As Kong is extremely lightweight and has next to no dependencies (besides a database) it is very easy to get a new instance up&running. We are normally talking here about a few minutes max.

If the Postgres database has not been part of the outage pointing your Kong cluster to the still running Postgres already got you fully recovered.

If the database also got destroyed see below for the next step.

Kong configuration

Now let’s assume we have again a running fresh instance of Kong and it is empty. So we now want to recreate all runtime configurations (services, routes, plugins, consumers, ….).

Thanks to the fact that Kong is storing all its configuration in a Postgres database and can be configured declaratively we have multiple options to recover - each single one of them already serves our purpose - but many customers use two or all three for most flexibility, security and speed:

Restore from database backup

If you have a backup of your database you can simply restore it and you are done. This is the easiest and fastest way if your database backup is current.

Applying a declarative dump

With decK (declarative configuration of Kong) there is a command available to dump the whole gateway configuration into YAML files:

deck dump --all-workspaces

(-all-workspaces only needed on Kong Enterprise as open source has no RBAC)

This will create a folder structure with all the configuration files. Now you can simply apply those files to your new instance of Kong:

If you dumped a single workspace / are on open source:

deck sync -s myDumpFile.yaml

If you dumped multiple workspaces they are all in one folder. You can then apply all of them at once with:

deck sync -s /path/to/myDumpFolder

This approach obviously requires that you have a current deck dump available (most common automatically stored in your version control system).

The wonder of CI/CD

This way is getting very common if you have already configured your Kong instance configuration completely with CI/CD.

In such a scenario all runtime configurations are applied by CI/CD pipelines. So in case of a disaster you can simply re-run your CI/CD pipelines and you are done.

This last approach as said is becoming more and more common as you have those pipelines anyway and don’t need to create dumps (regardless of database or deck) on a schedule. Also by nature this approach is incremental - any change to production is automatically applied to the next disaster recovery.


Having worked with a lot of Enterprise software in my career ot still amazes me how simple and quick can be achieved with Kong - I remember on other systems (regardless if API Management or anything else) with the Enterprise tag in the name this normally was some kind of nightmare.

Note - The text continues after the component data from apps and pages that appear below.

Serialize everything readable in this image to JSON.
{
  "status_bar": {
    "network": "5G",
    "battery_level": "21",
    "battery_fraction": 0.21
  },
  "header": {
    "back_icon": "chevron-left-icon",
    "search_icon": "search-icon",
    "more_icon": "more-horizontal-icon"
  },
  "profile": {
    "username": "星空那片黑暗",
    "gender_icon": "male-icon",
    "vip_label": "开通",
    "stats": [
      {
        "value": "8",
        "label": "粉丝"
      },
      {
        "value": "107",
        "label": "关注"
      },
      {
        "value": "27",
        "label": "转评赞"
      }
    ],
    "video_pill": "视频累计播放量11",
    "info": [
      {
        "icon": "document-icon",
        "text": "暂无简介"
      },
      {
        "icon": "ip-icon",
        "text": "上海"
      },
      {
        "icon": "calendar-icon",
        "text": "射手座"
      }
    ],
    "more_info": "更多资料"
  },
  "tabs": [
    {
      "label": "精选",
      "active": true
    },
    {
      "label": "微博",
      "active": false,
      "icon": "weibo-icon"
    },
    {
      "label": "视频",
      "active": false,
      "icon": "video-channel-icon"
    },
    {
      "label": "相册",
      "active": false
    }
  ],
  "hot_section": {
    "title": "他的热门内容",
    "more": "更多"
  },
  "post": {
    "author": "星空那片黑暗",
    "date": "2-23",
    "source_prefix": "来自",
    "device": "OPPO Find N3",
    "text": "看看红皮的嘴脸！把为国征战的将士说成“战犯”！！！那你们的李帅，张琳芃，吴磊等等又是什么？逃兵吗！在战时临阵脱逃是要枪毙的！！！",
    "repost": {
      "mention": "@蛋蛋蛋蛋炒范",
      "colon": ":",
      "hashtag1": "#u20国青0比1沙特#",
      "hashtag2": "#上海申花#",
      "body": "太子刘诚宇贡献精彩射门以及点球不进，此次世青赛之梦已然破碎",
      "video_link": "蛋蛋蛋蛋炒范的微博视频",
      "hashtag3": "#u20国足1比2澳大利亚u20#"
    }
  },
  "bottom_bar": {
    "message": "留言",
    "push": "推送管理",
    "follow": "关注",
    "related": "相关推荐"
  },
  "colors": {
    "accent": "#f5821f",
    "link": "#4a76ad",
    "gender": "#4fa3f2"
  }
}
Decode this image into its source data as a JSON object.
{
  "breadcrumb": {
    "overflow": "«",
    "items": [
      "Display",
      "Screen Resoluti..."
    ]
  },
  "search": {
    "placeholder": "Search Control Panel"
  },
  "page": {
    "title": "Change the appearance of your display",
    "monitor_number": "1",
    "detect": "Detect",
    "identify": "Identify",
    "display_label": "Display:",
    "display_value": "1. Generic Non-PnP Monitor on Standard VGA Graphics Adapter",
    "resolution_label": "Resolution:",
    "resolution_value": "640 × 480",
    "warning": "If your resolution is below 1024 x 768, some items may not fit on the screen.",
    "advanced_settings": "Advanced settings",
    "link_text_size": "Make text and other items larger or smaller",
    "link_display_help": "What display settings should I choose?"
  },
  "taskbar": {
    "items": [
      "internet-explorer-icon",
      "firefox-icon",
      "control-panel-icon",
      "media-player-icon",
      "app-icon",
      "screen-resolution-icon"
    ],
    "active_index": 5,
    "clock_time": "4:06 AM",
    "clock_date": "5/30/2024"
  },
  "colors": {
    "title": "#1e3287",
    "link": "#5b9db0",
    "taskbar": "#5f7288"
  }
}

Personally my own demo system I have invented for Kong is fully based on those concepts - I can re-run a fresh demo environment for every presentation and infrastructure (as I do have IaC for different tech stacks).